Many South Africans have celebrated the recent interest rate cuts and the fact that it is at record lows. Debt is cheaper, home loans and car finance are more affordable – this is all good news in the current bleak Covid economy.
However, it is not good news for everyone – pensioners who are drawing an income from cash investments will be suffering a substantial decline in their monthly income – as much as a third of their earnings may be gone, which is a large amount of money to do without when living on a pensioner’s budget.
The reality is that many people drawing an income from a living annuity or from discretionary assets are, in fact, drawing down on capital.
Pensioners drawing down on capital must revisit their monthly budget and make certain that the level of income being drawn from your investments can last over the planned retirement period. Cut any unnecessary expenses and only keep the very bare minimum. Draw as little capital as possible as a monthly pension because each withdrawal while markets are down locks in financial losses. To continue drawing a high income when returns are low could permanently damage your retirement fund – the trick is to balance your income needs with the essential need to preserve capital for as long as possible.
Diversification remains essential
It is not bad news for all retirees and says that if retirees’ assets are properly diversified and provision has been made to at least keep up with, if not beat inflation in the longer term, then they will weather this period of low interest rates well.
One needs to look at equities, fixed income instruments that are of a longer duration than pure cash, and hopefully include an offshore allocation.
The way in which assets are priced is off a risk-free rate. If you have a risk-free rate that has reduced, or reduces over time, the value of the retiree’s long duration fixed income assets increases, because the present value of those future cash flows becomes much higher.”
It seems counter intuitive, but if the long bond yields go down, the value of fixed income assets actually increases. Bonds pay a fixed interest rate that is more attractive if the interest rates in the market decline, which drives up the demand and the price of the bond.
The same principle applies to the valuation of companies – the value of shares is the present value of all future cash flows. A discount rate is used when calculating the present value and that rate is constructed from the risk-free rate. Again, the lower the discount rate, the higher the present value of all future cash flows.

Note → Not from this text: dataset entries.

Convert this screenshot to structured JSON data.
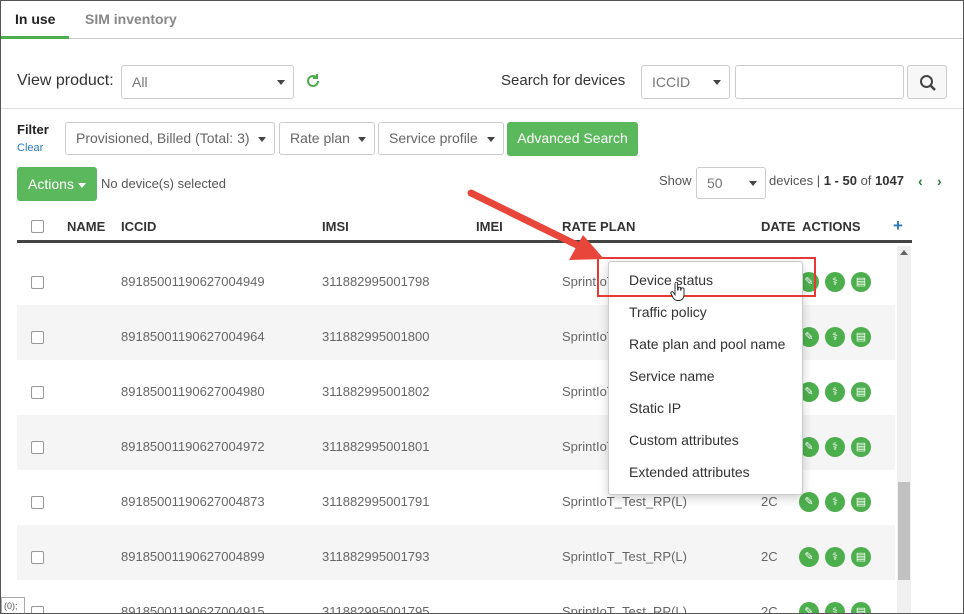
{
  "tabs": [
    {
      "label": "In use",
      "active": true
    },
    {
      "label": "SIM inventory",
      "active": false
    }
  ],
  "toolbar": {
    "view_product_label": "View product:",
    "view_product_value": "All",
    "search_label": "Search for devices",
    "search_field_value": "ICCID",
    "search_input_value": ""
  },
  "filter": {
    "title": "Filter",
    "clear": "Clear",
    "status": "Provisioned, Billed (Total: 3)",
    "rate_plan": "Rate plan",
    "service_profile": "Service profile",
    "advanced_search": "Advanced Search"
  },
  "actions": {
    "label": "Actions",
    "selection_text": "No device(s) selected"
  },
  "paging": {
    "show_label": "Show",
    "page_size": "50",
    "devices_label": "devices |",
    "range": "1 - 50",
    "of_label": "of",
    "total": "1047"
  },
  "table": {
    "columns": [
      "NAME",
      "ICCID",
      "IMSI",
      "IMEI",
      "RATE PLAN",
      "DATE",
      "ACTIONS"
    ],
    "rows": [
      {
        "name": "",
        "iccid": "89185001190627004949",
        "imsi": "311882995001798",
        "imei": "",
        "rate_plan": "SprintIoT",
        "date": ""
      },
      {
        "name": "",
        "iccid": "89185001190627004964",
        "imsi": "311882995001800",
        "imei": "",
        "rate_plan": "SprintIoT",
        "date": ""
      },
      {
        "name": "",
        "iccid": "89185001190627004980",
        "imsi": "311882995001802",
        "imei": "",
        "rate_plan": "SprintIoT",
        "date": ""
      },
      {
        "name": "",
        "iccid": "89185001190627004972",
        "imsi": "311882995001801",
        "imei": "",
        "rate_plan": "SprintIoT",
        "date": ""
      },
      {
        "name": "",
        "iccid": "89185001190627004873",
        "imsi": "311882995001791",
        "imei": "",
        "rate_plan": "SprintIoT_Test_RP(L)",
        "date": "2C"
      },
      {
        "name": "",
        "iccid": "89185001190627004899",
        "imsi": "311882995001793",
        "imei": "",
        "rate_plan": "SprintIoT_Test_RP(L)",
        "date": "2C"
      },
      {
        "name": "",
        "iccid": "89185001190627004915",
        "imsi": "311882995001795",
        "imei": "",
        "rate_plan": "SprintIoT_Test_RP(L)",
        "date": "2C"
      }
    ]
  },
  "menu": {
    "items": [
      "Device status",
      "Traffic policy",
      "Rate plan and pool name",
      "Service name",
      "Static IP",
      "Custom attributes",
      "Extended attributes"
    ]
  },
  "bottom_left_text": "(0);",
  "colors": {
    "accent_green": "#5cb85c",
    "highlight_red": "#e53935",
    "link_blue": "#2a7ab8"
  }
}
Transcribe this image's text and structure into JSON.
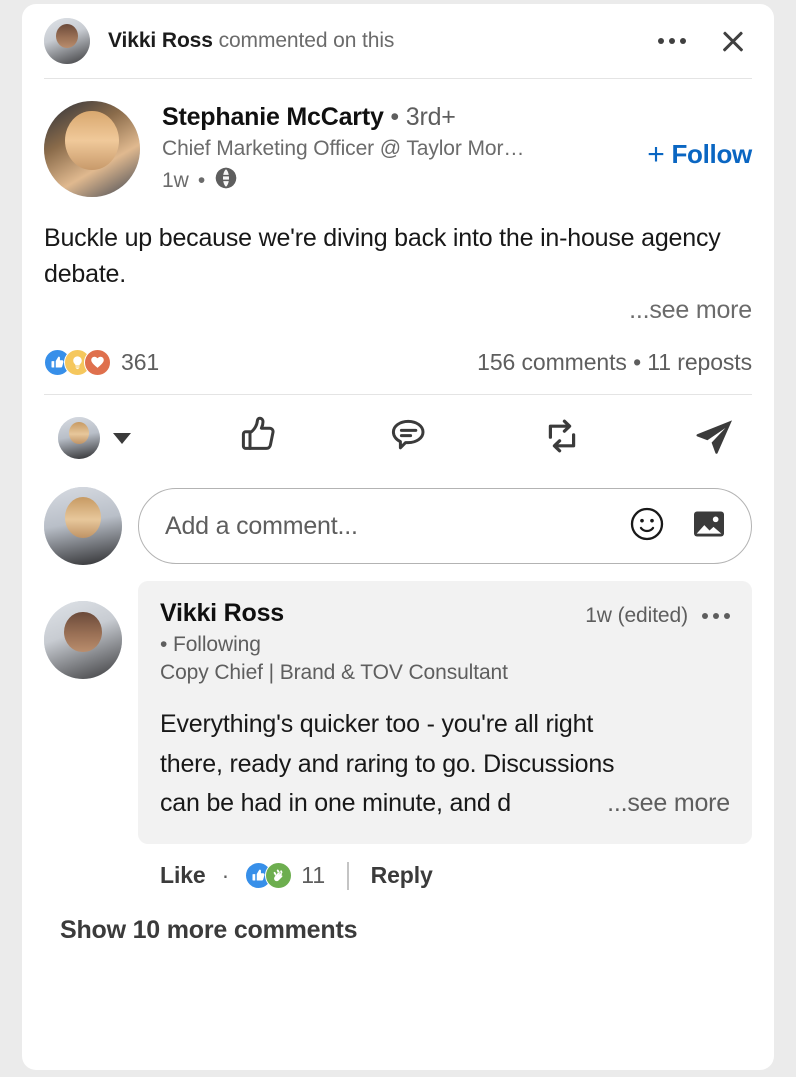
{
  "notification": {
    "actor": "Vikki Ross",
    "text": " commented on this",
    "avatar_icon": "avatar-vikki-ross",
    "more_icon": "ellipsis-icon",
    "close_icon": "close-icon"
  },
  "post": {
    "author": {
      "name": "Stephanie McCarty",
      "separator": "•",
      "degree": "3rd+",
      "headline": "Chief Marketing Officer @ Taylor Mor…",
      "time": "1w",
      "visibility_icon": "globe-icon",
      "avatar_icon": "avatar-stephanie-mccarty"
    },
    "follow": {
      "plus": "+",
      "label": "Follow",
      "color": "#0a66c2"
    },
    "body_text": "Buckle up because we're diving back into the in-house agency debate.",
    "see_more": "...see more",
    "social": {
      "reactions": [
        {
          "name": "like",
          "color": "#378fe9"
        },
        {
          "name": "insightful",
          "color": "#f5c75d"
        },
        {
          "name": "love",
          "color": "#df704d"
        }
      ],
      "reaction_count": "361",
      "comments_reposts": "156 comments • 11 reposts"
    },
    "actions": [
      {
        "name": "react-as",
        "icon": "avatar-with-chevron-icon"
      },
      {
        "name": "like",
        "icon": "thumbs-up-icon"
      },
      {
        "name": "comment",
        "icon": "comment-bubble-icon"
      },
      {
        "name": "repost",
        "icon": "repost-icon"
      },
      {
        "name": "send",
        "icon": "send-icon"
      }
    ]
  },
  "comment_input": {
    "placeholder": "Add a comment...",
    "avatar_icon": "avatar-current-user",
    "emoji_icon": "emoji-icon",
    "image_icon": "image-icon"
  },
  "comments": [
    {
      "author": "Vikki Ross",
      "time": "1w (edited)",
      "following": "• Following",
      "headline": "Copy Chief | Brand & TOV Consultant",
      "text_line1": "Everything's quicker too - you're all right",
      "text_line2": "there, ready and raring to go. Discussions",
      "text_line3": "can be had in one minute, and d",
      "see_more": "...see more",
      "like_label": "Like",
      "mid_dot": "·",
      "reactions": [
        {
          "name": "like",
          "color": "#378fe9"
        },
        {
          "name": "celebrate",
          "color": "#6dae4f"
        }
      ],
      "reaction_count": "11",
      "reply_label": "Reply",
      "more_icon": "ellipsis-icon",
      "avatar_icon": "avatar-vikki-ross"
    }
  ],
  "show_more_comments": "Show 10 more comments"
}
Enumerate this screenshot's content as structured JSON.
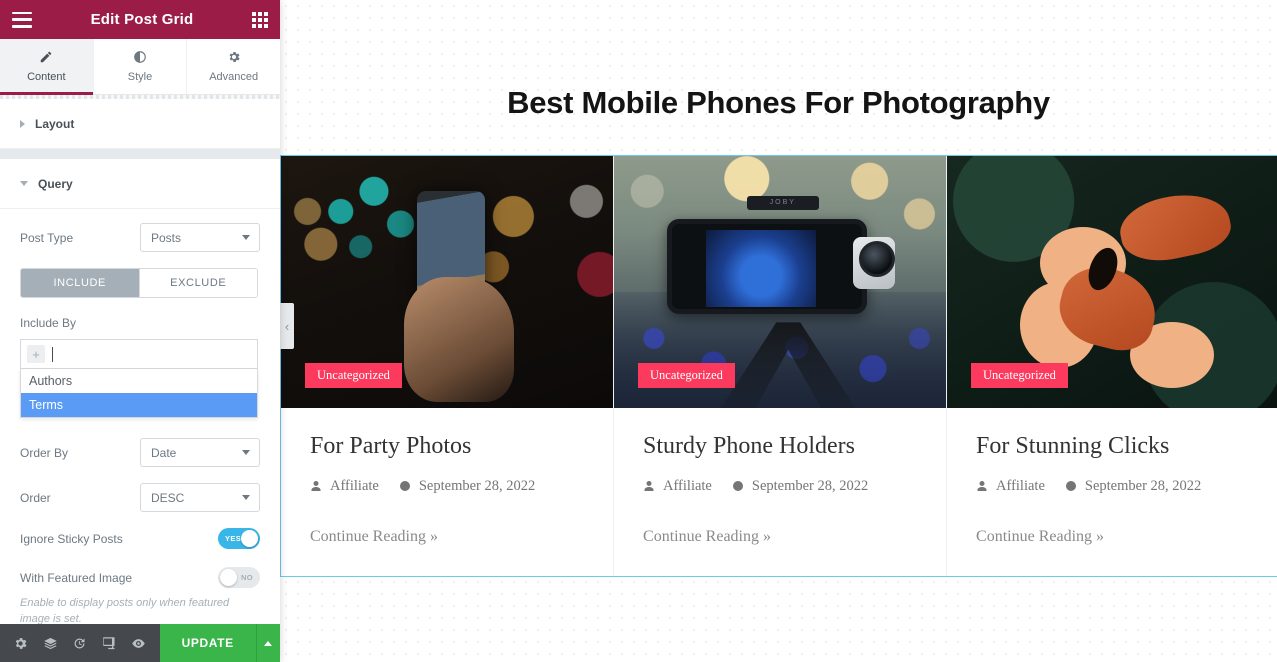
{
  "panel": {
    "header": {
      "title": "Edit Post Grid",
      "menu_icon": "hamburger-icon",
      "apps_icon": "grid-apps-icon"
    },
    "tabs": [
      {
        "id": "content",
        "label": "Content",
        "icon": "pencil-icon",
        "active": true
      },
      {
        "id": "style",
        "label": "Style",
        "icon": "contrast-circle-icon",
        "active": false
      },
      {
        "id": "advanced",
        "label": "Advanced",
        "icon": "gear-icon",
        "active": false
      }
    ],
    "sections": [
      {
        "id": "layout",
        "label": "Layout",
        "expanded": false
      },
      {
        "id": "query",
        "label": "Query",
        "expanded": true
      }
    ],
    "query": {
      "post_type": {
        "label": "Post Type",
        "value": "Posts"
      },
      "include_exclude": {
        "options": [
          "INCLUDE",
          "EXCLUDE"
        ],
        "selected": "INCLUDE"
      },
      "include_by": {
        "label": "Include By",
        "input_value": "",
        "add_icon": "plus-icon",
        "dropdown_open": true,
        "options": [
          "Authors",
          "Terms"
        ],
        "highlighted": "Terms"
      },
      "order_by": {
        "label": "Order By",
        "value": "Date"
      },
      "order": {
        "label": "Order",
        "value": "DESC"
      },
      "ignore_sticky": {
        "label": "Ignore Sticky Posts",
        "state": "YES",
        "on": true
      },
      "with_featured": {
        "label": "With Featured Image",
        "state": "NO",
        "on": false
      },
      "featured_help": "Enable to display posts only when featured image is set."
    },
    "collapse_handle": {
      "icon": "chevron-left-icon",
      "glyph": "‹"
    },
    "footer": {
      "icons": [
        {
          "name": "settings-gear-icon"
        },
        {
          "name": "navigator-layers-icon"
        },
        {
          "name": "history-clock-icon"
        },
        {
          "name": "responsive-mode-icon"
        },
        {
          "name": "preview-eye-icon"
        }
      ],
      "update_label": "UPDATE",
      "update_caret_icon": "caret-up-icon"
    }
  },
  "canvas": {
    "heading": "Best Mobile Phones For Photography",
    "posts": [
      {
        "badge": "Uncategorized",
        "title": "For Party Photos",
        "author": "Affiliate",
        "date": "September 28, 2022",
        "read_more": "Continue Reading »",
        "image_alt": "hand-holding-phone-bokeh-lights-photo",
        "author_icon": "user-icon",
        "date_icon": "clock-icon"
      },
      {
        "badge": "Uncategorized",
        "title": "Sturdy Phone Holders",
        "author": "Affiliate",
        "date": "September 28, 2022",
        "read_more": "Continue Reading »",
        "image_alt": "phone-on-joby-tripod-blue-flowers-photo",
        "author_icon": "user-icon",
        "date_icon": "clock-icon"
      },
      {
        "badge": "Uncategorized",
        "title": "For Stunning Clicks",
        "author": "Affiliate",
        "date": "September 28, 2022",
        "read_more": "Continue Reading »",
        "image_alt": "orange-butterfly-on-flower-photo",
        "author_icon": "user-icon",
        "date_icon": "clock-icon"
      }
    ]
  },
  "colors": {
    "panel_header": "#9b1d47",
    "accent_tab": "#9b1d47",
    "update_green": "#39b54a",
    "toggle_on": "#39b6e8",
    "dropdown_highlight": "#5a9bf6",
    "badge_pink": "#fb3a5d",
    "selection_blue": "#6ec9ef"
  }
}
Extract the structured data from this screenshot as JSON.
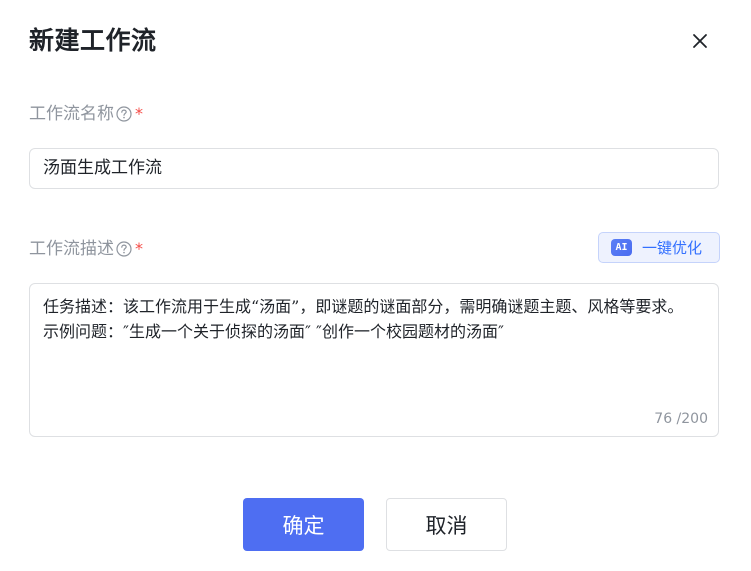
{
  "dialog": {
    "title": "新建工作流",
    "close_icon": "close-icon"
  },
  "name_field": {
    "label": "工作流名称",
    "required_mark": "*",
    "help_icon": "question-circle-icon",
    "value": "汤面生成工作流"
  },
  "description_field": {
    "label": "工作流描述",
    "required_mark": "*",
    "help_icon": "question-circle-icon",
    "value": "任务描述：该工作流用于生成“汤面”，即谜题的谜面部分，需明确谜题主题、风格等要求。\n示例问题：″生成一个关于侦探的汤面″ ″创作一个校园题材的汤面″",
    "char_count": "76 /200",
    "ai_optimize": {
      "badge": "AI",
      "label": "一键优化"
    }
  },
  "actions": {
    "confirm_label": "确定",
    "cancel_label": "取消"
  },
  "colors": {
    "primary": "#4e6ef2",
    "required": "#f54a45",
    "label": "#8f959e",
    "ai_accent": "#3370ff"
  }
}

In other words, there’s been an increase in valuation and an increase in the value of assets owned by diversified retirees because of this low interest rate environment. From an inflation beating point of view, that particular component of a retiree’s assets has actually done very well which, to a certain extent, offsets the negative impact of low interest rates on the shorter-term cash component of the total portfolio.
To summarise, retirees who don’t only have cash, but a diversified portfolio with a component allocated to beating inflation, are enjoying improvements in their portfolio’s because of the low interest rate – so they should be protected and come out ahead over time.
Look ahead – buy now if you can
In this type of market it is easy to be blinded by all the sentiment and short-term volatility prevalent in the system. This has the potential to dissuade you from acquiring appealing long-term investments opportunities at attractive prices. You won’t have to search too long and hard to find some good investment opportunities – you just have to take a more rational view.
Surviving volatility with a good fund manager
It’s at times like these, when financial markets are shifting and investors nervous, and when the value of a diversified, inflation beating portfolio becomes evident, that the shrewd investor realises the true worth of a professional financial planner who keeps you on course to meet your investment goals.
One of the qualities of a good fund manager is the ability to apply a consistent investment framework over full market cycles, but also being mindful that the fundamental drivers of economies change over time.
Grant Alexander, director at Private Client Holdings